Daily Memo: Powering Down

Credit: GE Aviation

As the airframers go, so goes the aircraft engine industry. 

After spending most of the past decade accelerating production to keep pace with unprecedented airliner delivery rates the engine makers have spent the past month in reverse thrust.

But as production lines slow, and in some cases come to a full stop, the grim guessing game about the industry’s post-COVID-19 pandemic future can begin. For every engine company, anchored midway between their own supply chains and Airbus, Boeing and Embraer in particular, all scenarios paint a bleak picture and the potential impact of the virus-triggered crisis is alarming on at least three key levels.

Near term, all must weather the storm and rapidly shrink capacity by 40% or even more to match the new realities of the slower airframe production rates now expected for the next couple of years. Second, having long since focused the core of their business models on the aftermarket, they must adjust to significantly lower revenues from a near term reduction in demand for maintenance, repair and overhaul (MRO) services.

Third, with nearly all their resources dedicated to survival, reduced revenues and spending trimmed, development of new engines and propulsion technology is expected to slow significantly—at least in the near term. However, all the manufacturers know that in the mid-to-longer term the environmental pressures on performance will return and so will the relentless demand for lower emissions and greater innovation. Already committed programs will therefore continue, albeit potentially stretched over longer test and development schedules.

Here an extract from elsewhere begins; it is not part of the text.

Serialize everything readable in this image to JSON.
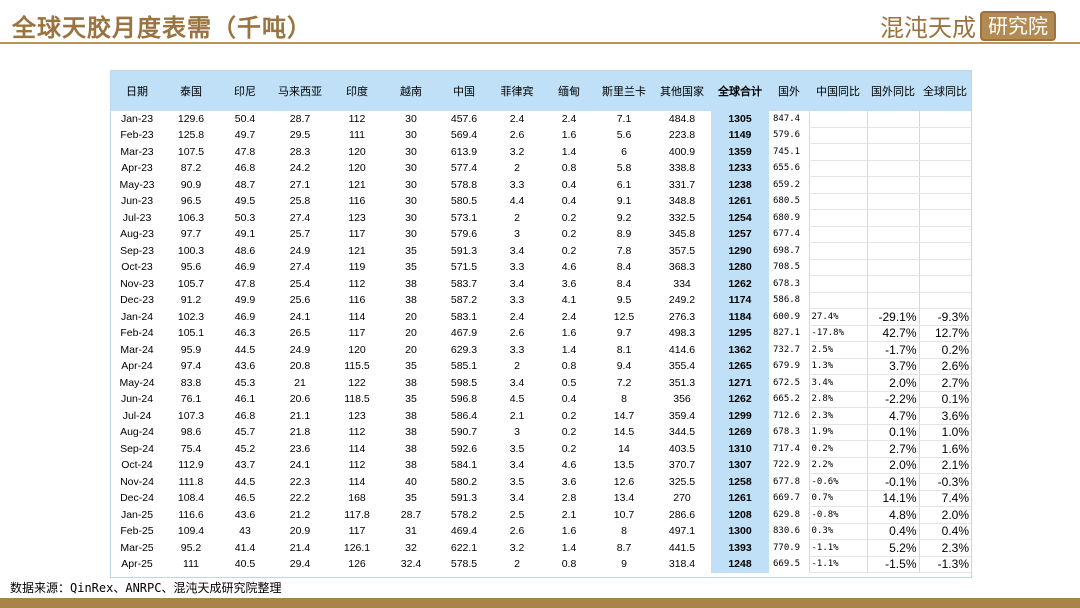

From a volume perspective, GE Aviation and Safran’s CFM joint venture is expected to see the greatest change. Having delivered 1,736 LEAP-1s and 391 CFM56-5/7s in 2019, output from the combined French and U.S. operations will decline significantly in 2020 in lockstep with urgent reductions in production at Airbus and Boeing. CFM, which was previously on track towards a planned annual production rate of more than 2,000 LEAP-1s by the end of 2020, cannot comment on numbers while its parent companies remain in a dark period prior to earnings calls at the end of April, but is expected to slash this target by around half. 

GE Aviation, which was already expecting a leaner 2020 before the COVID-19 pandemic because of delays to the GE9X-powered Boeing 777-9 and slow-downs to the GE90-115/GEnx-1 powered 777-200LR/300ER and 787 programs, is eyeing the even more troubling impact of the crisis on its aftermarket business. Although around a quarter of GE Aviation’s revenues come from its military and other businesses, just 30% comes from commercial engine sales. A much larger portion of its revenue—approximately 45%—comes from MRO services. 

While some programs, like the CFM56 for the P-8 maritime patrol aircraft as well as military fighter engine efforts, will continue much as before, the company has already taken drastic action to stem losses by furloughing half of its engine manufacturing workers for four weeks. This move, taken in early April, followed an announcement in late March that it was reducing its workforce by 10% (around 2,500 employees), in direct response to the collapse of its MRO workload which the company estimates will be down by around 50% through mid-year at least. 

However, given the exodus of around two-thirds of the world’s airline fleets into storage (almost 17,000 aircraft), the short to medium outlook for engine MRO would be described as dire at best. Compounding the issue for many of the OEMs is that the higher value aftermarket engines powering the widebody fleet, particularly the older generation Airbus and Boeing models, now look increasingly unlikely to ever return to service—at least in their existing guise. 

For Rolls-Royce, this problem is particularly acute as the UK engine maker focused increasingly on the widebody market over the past decade, widening its exposure to reliance on the support revenue from aftermarket work on older fleets of 747 and 777s as well as older A330s. With full-time premature retirement a possibility, including the previously unthinkable sunsetting of relatively young Trent 900-powered A380s as well as the rapid decline of the RB211-535 powered 757 and Trent 500-powered A340-600 fleets, the company can no longer bank on the expected rebound in deferred maintenance coming out of the crisis.

Rolls has also rushed to mitigate losses by enacting measures aimed at saving at least £750 million ($937 million) in cash this year. These include a 10% salary cut for the global workforce and canceling dividend payments. Further moves are expected as the company adjusts to rate reductions announced by Airbus involving the Trent-powered A330no and A350-900/1000, as well as yet-to-be announced rate cuts for the Trent 1000-powered 787 which will shortly be revealed in detail by Boeing.

Pratt & Whitney, now part of Raytheon Technologies, is similarly impacted across the board with production of the PW1000G geared turbofan reduced for the A220/A320neo families and commercial revenues hit by falling aftermarket revenues for the PW2000/PW4000 and V2500. Measures such as 10% pay cuts through year-end, as well as furloughs, are being introduced while research and development spending is being frozen. Deliveries of military engines, in particular the F135 for the F-35 fighter and PW4000 for the KC-45A tanker remain unaffected. The early retirements of the PW4000, as well as some CF6-powered fleets, is also significantly impacting revenues for German engine maker MTU.

Guy Norris

Guy is a Senior Editor for Aviation Week, covering technology and propulsion. He is based in Colorado Springs.